The primary goal of any modern marketer, working for an online business is to create great customer experiences and keep them coming back for more. This ties back to your users, how they perceive your brand and how they interact with your product.
As marketers, we are well aware of the fact that different kind of users have different needs and are capable of responding to the same message in different ways. Such varied human behaviour is what has led marketers around the world to adopt personalised and contextual lifecycle communication.
The idea is to give each user what they want when they want it - delivered through a preferred channel of communication, as a response to their behaviour.
Sounds great, right?
But managing the expectations of millions of users, every day, is no easy task. It involves keeping track of each user, observing their behaviour, understanding their needs and engaging with them accordingly.
So, how do you make this possible?
The first step to delivering contextual communication is to understand the mental, emotional and physical states that your users experience while interacting with your product.
At this point, any experienced marketer will be quick to point out that there is no way (yet) to quantify the mental and emotional states experienced by their users.
But what you can quantify (track and analyse) is the physical state experienced by a user throughout their lifecycle.
You can think of the physical state as the actions performed by users when interacting with your app and website. These actions could be anything like;
- searching for a product
- applying filters

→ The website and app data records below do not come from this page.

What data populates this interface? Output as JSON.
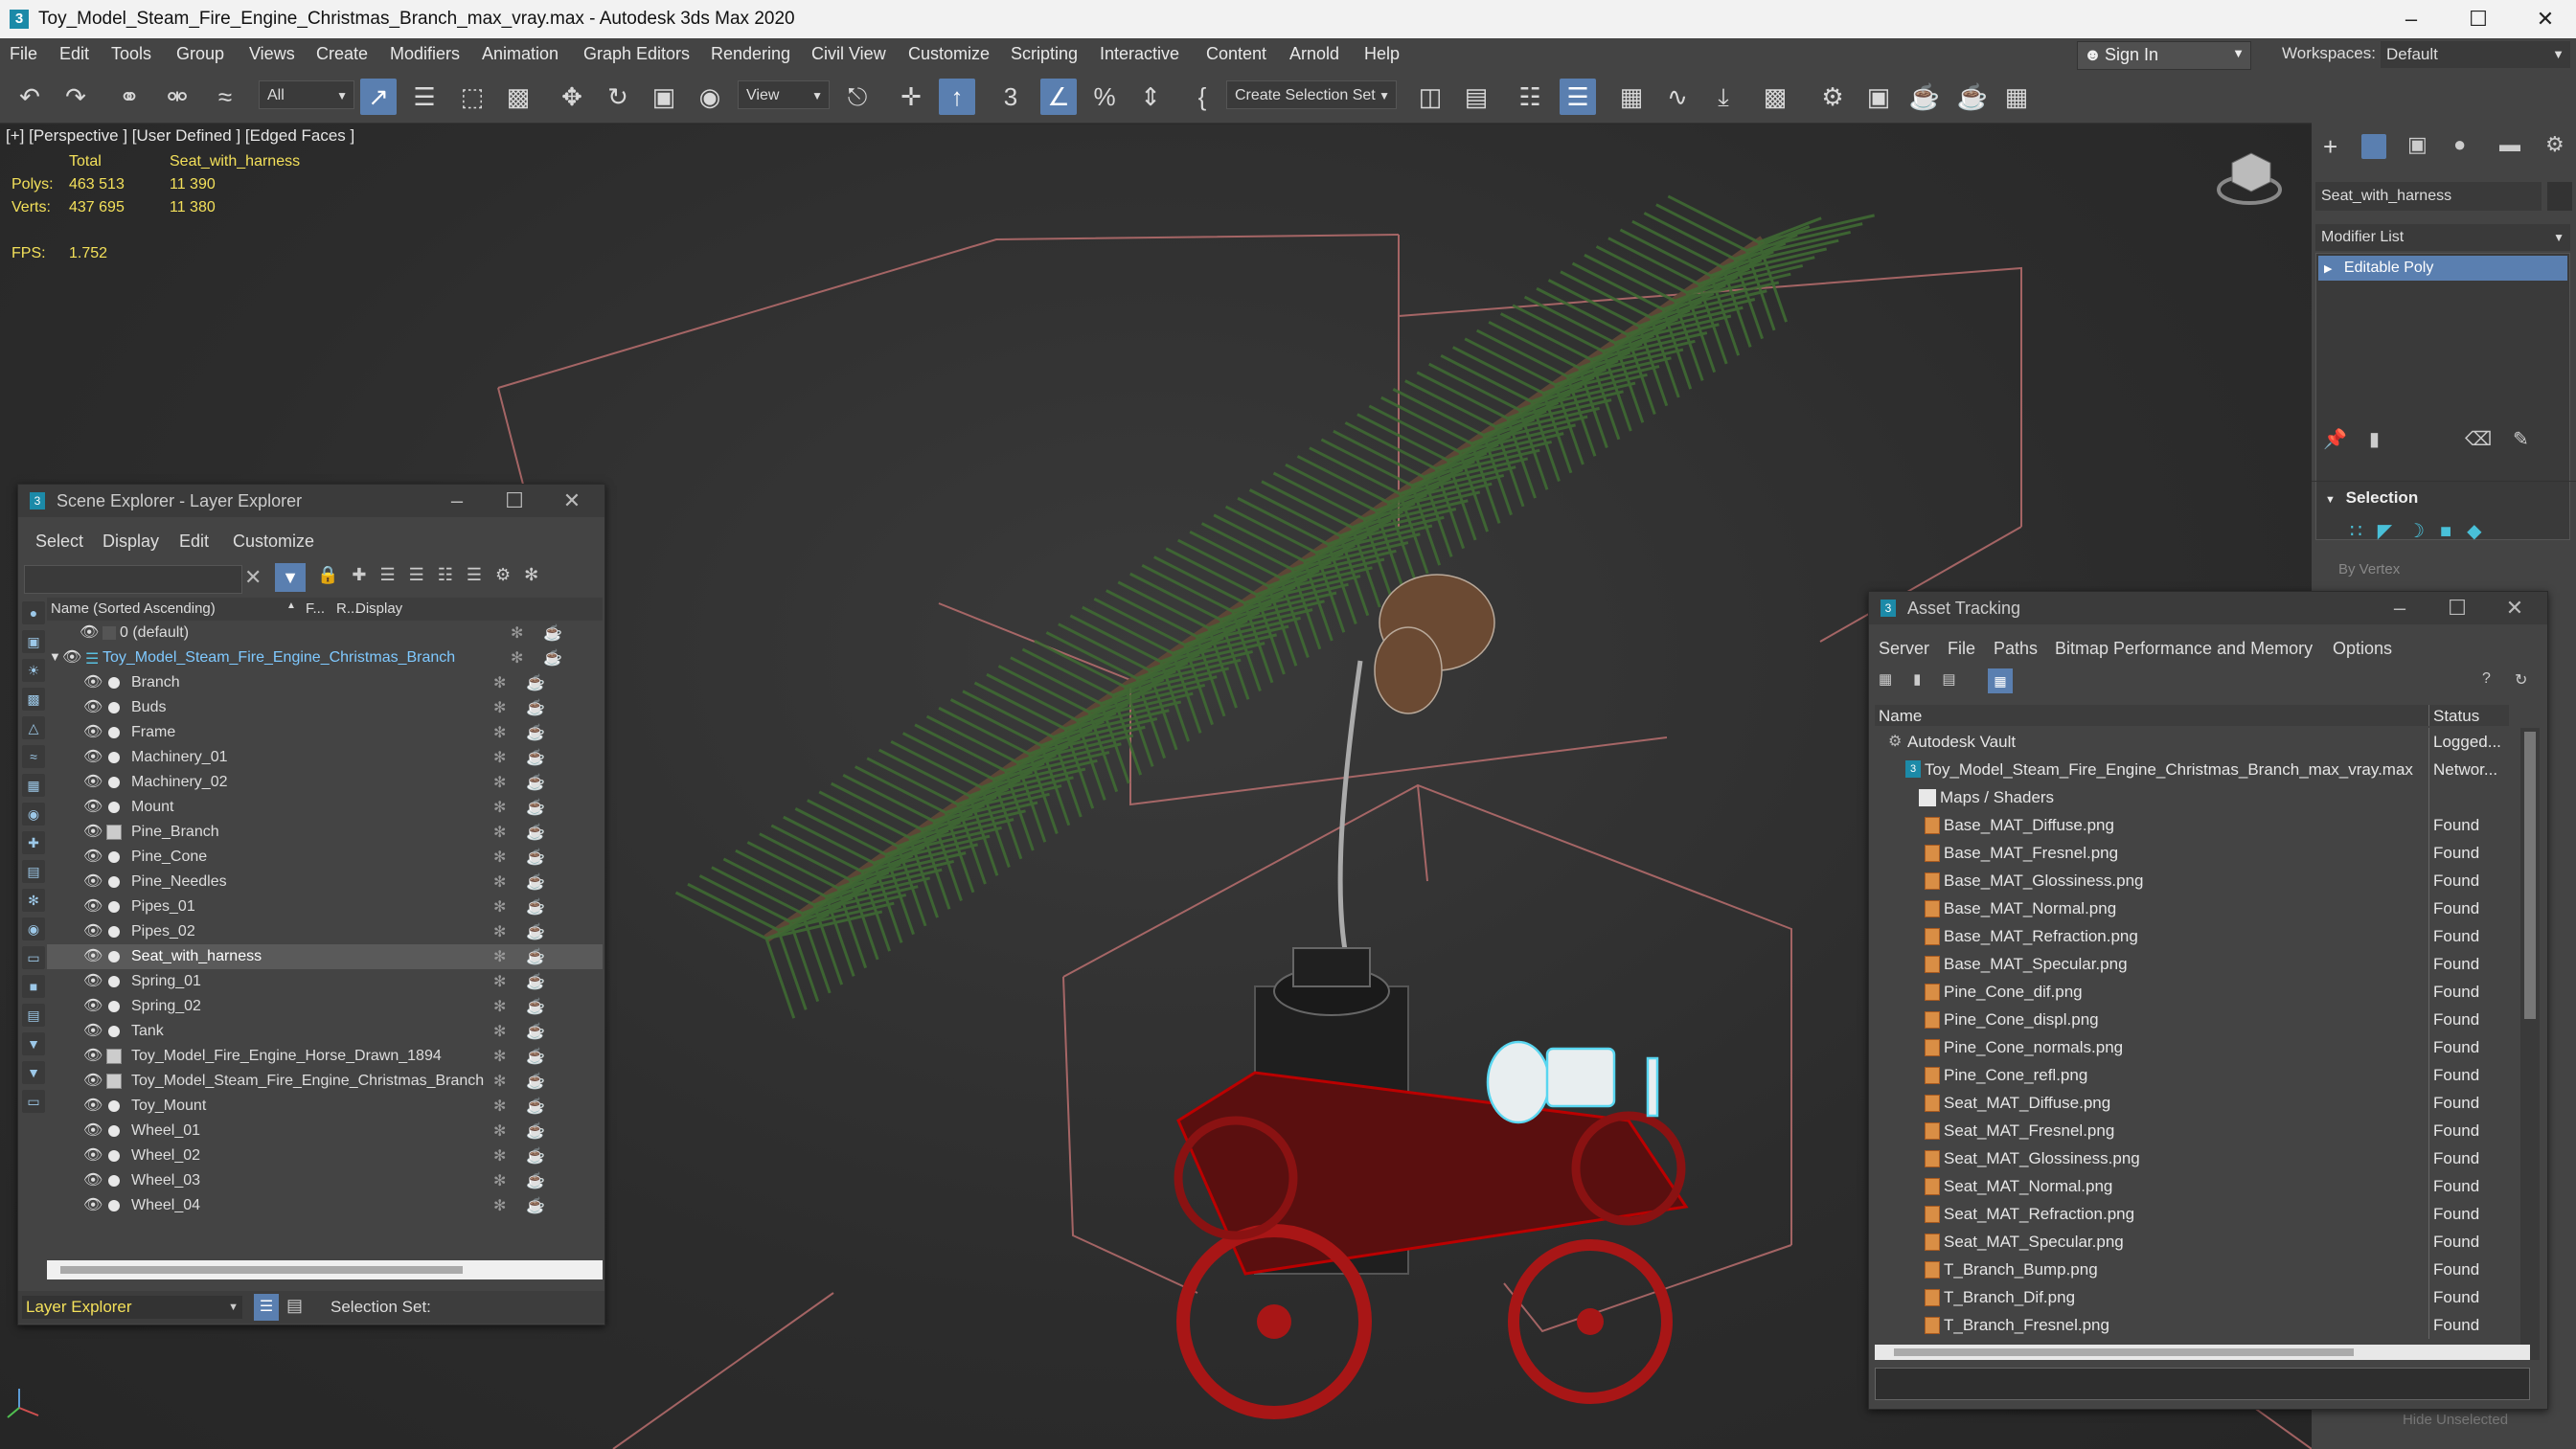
{
  "window": {
    "title": "Toy_Model_Steam_Fire_Engine_Christmas_Branch_max_vray.max - Autodesk 3ds Max 2020",
    "app_icon": "3"
  },
  "menubar": [
    "File",
    "Edit",
    "Tools",
    "Group",
    "Views",
    "Create",
    "Modifiers",
    "Animation",
    "Graph Editors",
    "Rendering",
    "Civil View",
    "Customize",
    "Scripting",
    "Interactive",
    "Content",
    "Arnold",
    "Help"
  ],
  "account": {
    "signin": "Sign In",
    "workspaces_label": "Workspaces:",
    "workspace": "Default"
  },
  "toolbar": {
    "filter": "All",
    "refcoord": "View",
    "selection_set": "Create Selection Set"
  },
  "viewport": {
    "label": "[+] [Perspective ] [User Defined ] [Edged Faces ]",
    "stats": {
      "col_total": "Total",
      "col_sel": "Seat_with_harness",
      "polys_label": "Polys:",
      "polys_total": "463 513",
      "polys_sel": "11 390",
      "verts_label": "Verts:",
      "verts_total": "437 695",
      "verts_sel": "11 380",
      "fps_label": "FPS:",
      "fps": "1.752"
    }
  },
  "command_panel": {
    "object_name": "Seat_with_harness",
    "modifier_list": "Modifier List",
    "stack_item": "Editable Poly",
    "rollout": "Selection",
    "by_vertex": "By Vertex",
    "hide_unselected": "Hide Unselected"
  },
  "scene_explorer": {
    "title": "Scene Explorer - Layer Explorer",
    "menu": [
      "Select",
      "Display",
      "Edit",
      "Customize"
    ],
    "columns": {
      "name": "Name (Sorted Ascending)",
      "f": "F...",
      "r": "R...",
      "display": "Display"
    },
    "default_layer": "0 (default)",
    "root": "Toy_Model_Steam_Fire_Engine_Christmas_Branch",
    "items": [
      "Branch",
      "Buds",
      "Frame",
      "Machinery_01",
      "Machinery_02",
      "Mount",
      "Pine_Branch",
      "Pine_Cone",
      "Pine_Needles",
      "Pipes_01",
      "Pipes_02",
      "Seat_with_harness",
      "Spring_01",
      "Spring_02",
      "Tank",
      "Toy_Model_Fire_Engine_Horse_Drawn_1894",
      "Toy_Model_Steam_Fire_Engine_Christmas_Branch",
      "Toy_Mount",
      "Wheel_01",
      "Wheel_02",
      "Wheel_03",
      "Wheel_04"
    ],
    "selected": "Seat_with_harness",
    "footer_mode": "Layer Explorer",
    "selection_set_label": "Selection Set:"
  },
  "asset_tracking": {
    "title": "Asset Tracking",
    "menu": [
      "Server",
      "File",
      "Paths",
      "Bitmap Performance and Memory",
      "Options"
    ],
    "columns": {
      "name": "Name",
      "status": "Status"
    },
    "vault": {
      "name": "Autodesk Vault",
      "status": "Logged..."
    },
    "file": {
      "name": "Toy_Model_Steam_Fire_Engine_Christmas_Branch_max_vray.max",
      "status": "Networ..."
    },
    "group": "Maps / Shaders",
    "files": [
      {
        "name": "Base_MAT_Diffuse.png",
        "status": "Found"
      },
      {
        "name": "Base_MAT_Fresnel.png",
        "status": "Found"
      },
      {
        "name": "Base_MAT_Glossiness.png",
        "status": "Found"
      },
      {
        "name": "Base_MAT_Normal.png",
        "status": "Found"
      },
      {
        "name": "Base_MAT_Refraction.png",
        "status": "Found"
      },
      {
        "name": "Base_MAT_Specular.png",
        "status": "Found"
      },
      {
        "name": "Pine_Cone_dif.png",
        "status": "Found"
      },
      {
        "name": "Pine_Cone_displ.png",
        "status": "Found"
      },
      {
        "name": "Pine_Cone_normals.png",
        "status": "Found"
      },
      {
        "name": "Pine_Cone_refl.png",
        "status": "Found"
      },
      {
        "name": "Seat_MAT_Diffuse.png",
        "status": "Found"
      },
      {
        "name": "Seat_MAT_Fresnel.png",
        "status": "Found"
      },
      {
        "name": "Seat_MAT_Glossiness.png",
        "status": "Found"
      },
      {
        "name": "Seat_MAT_Normal.png",
        "status": "Found"
      },
      {
        "name": "Seat_MAT_Refraction.png",
        "status": "Found"
      },
      {
        "name": "Seat_MAT_Specular.png",
        "status": "Found"
      },
      {
        "name": "T_Branch_Bump.png",
        "status": "Found"
      },
      {
        "name": "T_Branch_Dif.png",
        "status": "Found"
      },
      {
        "name": "T_Branch_Fresnel.png",
        "status": "Found"
      }
    ]
  }
}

- viewing product details
- making a purchase and so on.
So, if we were to break down a typical online user’s behaviour into stages, it would look something like this:

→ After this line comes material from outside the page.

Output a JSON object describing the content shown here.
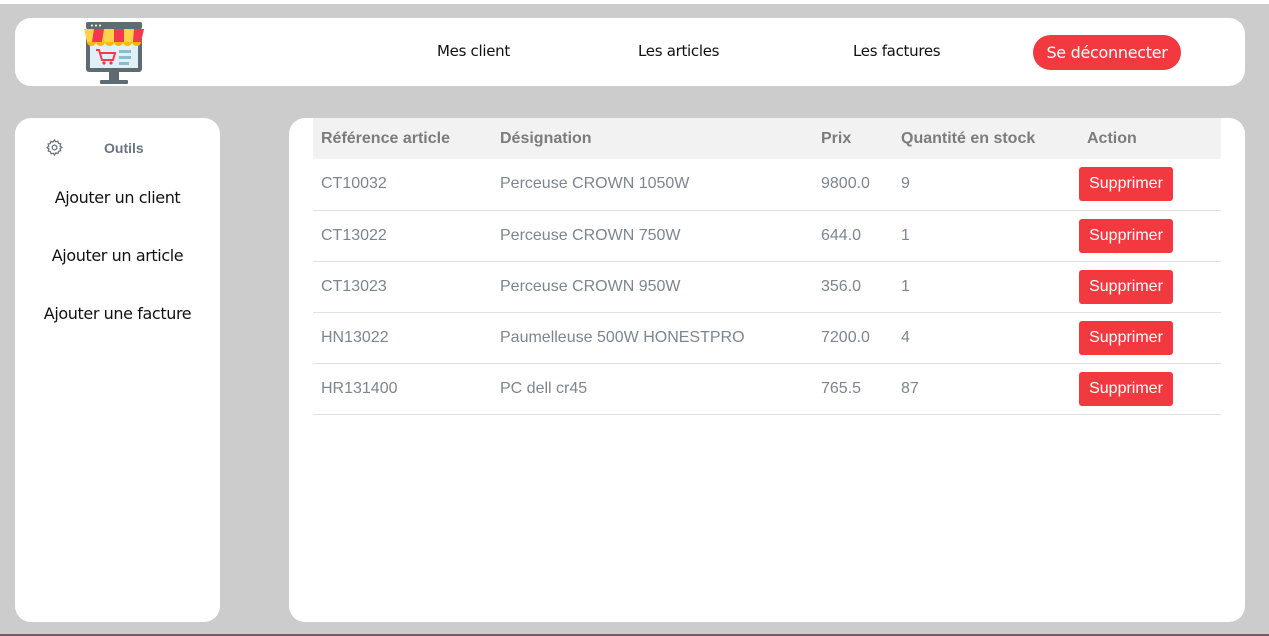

A typical digital user's lifecycle (Click to enlarge)
At each stage, users perform various actions and evidently, experience different mental and emotional states. This warrants the implementation of differentiated strategies for engaging one-on-one with users at each stage.

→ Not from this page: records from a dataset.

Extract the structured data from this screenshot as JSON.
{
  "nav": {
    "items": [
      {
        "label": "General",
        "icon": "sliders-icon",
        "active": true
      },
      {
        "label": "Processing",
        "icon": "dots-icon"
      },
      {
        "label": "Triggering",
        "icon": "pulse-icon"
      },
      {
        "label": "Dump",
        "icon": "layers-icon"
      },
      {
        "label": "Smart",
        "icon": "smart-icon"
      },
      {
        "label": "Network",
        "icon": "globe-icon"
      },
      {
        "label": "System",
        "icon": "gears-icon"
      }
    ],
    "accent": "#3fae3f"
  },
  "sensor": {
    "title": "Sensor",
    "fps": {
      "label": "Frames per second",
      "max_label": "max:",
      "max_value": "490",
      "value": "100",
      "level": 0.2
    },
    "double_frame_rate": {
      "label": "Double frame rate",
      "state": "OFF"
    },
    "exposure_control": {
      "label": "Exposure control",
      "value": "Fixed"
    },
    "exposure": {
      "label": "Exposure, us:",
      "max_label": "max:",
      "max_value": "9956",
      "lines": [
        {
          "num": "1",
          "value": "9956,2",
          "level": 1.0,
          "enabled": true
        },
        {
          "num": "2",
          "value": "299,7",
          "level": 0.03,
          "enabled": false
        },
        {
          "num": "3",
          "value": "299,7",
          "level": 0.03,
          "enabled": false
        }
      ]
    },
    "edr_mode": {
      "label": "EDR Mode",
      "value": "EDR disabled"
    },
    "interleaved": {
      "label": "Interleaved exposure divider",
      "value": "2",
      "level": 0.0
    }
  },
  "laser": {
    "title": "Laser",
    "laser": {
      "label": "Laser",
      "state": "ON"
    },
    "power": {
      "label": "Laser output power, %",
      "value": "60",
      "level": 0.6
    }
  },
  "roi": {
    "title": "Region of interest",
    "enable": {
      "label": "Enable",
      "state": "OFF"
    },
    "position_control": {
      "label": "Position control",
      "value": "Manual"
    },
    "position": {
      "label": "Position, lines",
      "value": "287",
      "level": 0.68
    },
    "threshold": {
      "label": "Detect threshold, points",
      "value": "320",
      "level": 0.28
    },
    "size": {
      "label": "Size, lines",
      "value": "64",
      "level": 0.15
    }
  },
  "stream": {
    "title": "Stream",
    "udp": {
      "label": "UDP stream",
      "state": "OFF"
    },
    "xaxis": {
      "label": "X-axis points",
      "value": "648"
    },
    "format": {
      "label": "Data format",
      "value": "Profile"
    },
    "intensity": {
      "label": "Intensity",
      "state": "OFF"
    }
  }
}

The most scientific way to start designing differentiated engagement strategies is to track the behaviour of your users, throughout their lifecycle. Here’s why:
Behavioural data lays the foundation for analysing your users’ actions and creating hypotheses around what they think and feel, as they move from one stage to the next.
It’s also the starting point for digging into the possible motivations built into your product or campaigns which push some users to convert faster than the others (or abandon you all together).
And lastly, behavioural data plays an essential role in understanding what’s missing from your product or communication - something that could help users make the most of your offerings, faster.
For example, if you observe that most users take maximum time to move from Evaluation to Conversion, then you know that they need some form of motivation, reinforcing their decision to make a purchase.
This motivation could be anything like;
- Sending a compelling offer, bringing them a step closer to owning a product they’ve been eyeing for a while.
- Showing users how happy other customers feels after purchasing your product/service.
- Making it easier for them to commit to a long-term purchase by offering a time-bound return policy.
- Showing them how your product/service can make a significant contribution to their lives.
- Or, making it easier for them to make a payment and checkout by simplifying your UI.
While variables like the message, channel and timing can be guided by a combination of individual user preferences and the details shared with you - the fact that they need external motivation to progress from Evaluation to Conversion becomes indisputable.
In this sense, all behavioural data doubles up as a source of truth. It tells you what your users want and helps you gauge the effectiveness of your communication by indicating if it resulted in the desired behaviour or not.
At WebEngage, we firmly believe that the success of any consumer business, like yours, is tied to how well you understand your users and their actions. Conceptually, all behavioural data points are called Events.